Influence of embedding materials on heat transfer and ignition transfer time in heterogeneous reactive material system
Reactive materials comprise particulate systems or multilayer materials consisting of two or more materials reacting with each other after they are ignited. The reaction initiation is possible using different sources of energy transfer, for example, an electric spark, laser pulse, mechanical forces or heating the whole system to a certain temperature. The propagation velocity in multilayer foils is in the order or greater than 10 m/s in dependence of the materials used in the bilayer stack. Typical application fields of this bilayer systems are soldering, welding, brazing or heating, especially important in microelectronic and microelectromechanical systems processing technology. For this applications different materials are used and in particular cases they are micro-heterogeneous. Due to the high propagation velocity and the accompanying large temperature gradients stress issues may arise. For this reason, it is necessary to design the heat and reaction propagation velocity in the heterogeneous reactive material system. In the current presentation the heat propagation in a heterogeneous reactive material system is studied using the COMSOL simulation tool. For the study of the heat transfer and ignition transfer time a model system was designed. It consists of a silicon substrate, 525 µm thick and 1 cm long, covered with a 100 nm thick silicon dioxide layer. On top of the layer a multilayer reactive material stripe was placed having a width and a height of 1 µm, respectively. The space between this material stripes was filled with different materials (SiO2, Si3N4, AlN, Si, diamond). On top of this heterogeneous layer a 1 µm thick sealing layer, consisting of an identical or another material was placed. The carried out two dimensional simulations demonstrated that the embedding material allows to scale the ignition transfer time and the heat propagation velocity to values in a wide range.

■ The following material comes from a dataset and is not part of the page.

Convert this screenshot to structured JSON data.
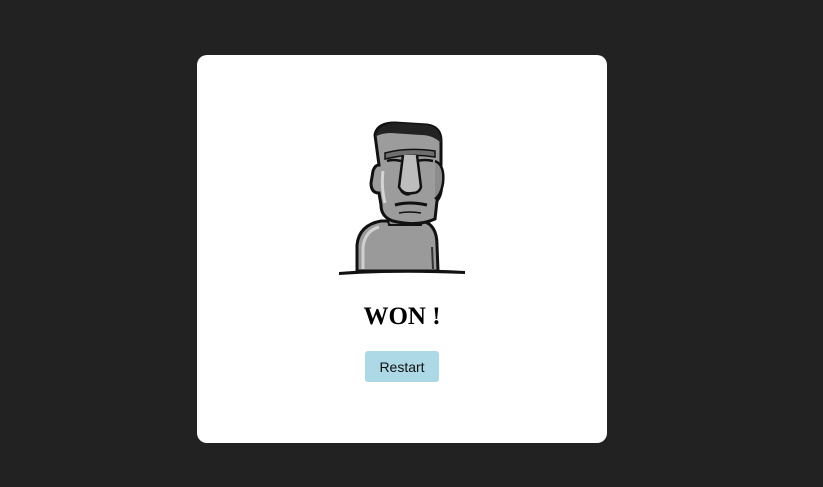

For example, for a transfer length of 1 µm the ignition time can be designed from nanoseconds to several microseconds. This means, that a proper material selection in the heterogeneous reactive material system can accelerate the ignition velocity. On the other hand, a reduction of the heat propagation velocity and the ignition transfer velocity is possible if low thermal conductive materials are used as filling material, as shown for particulate systems. A detailed analysis and comparison of the obtained results to available experiment will be given.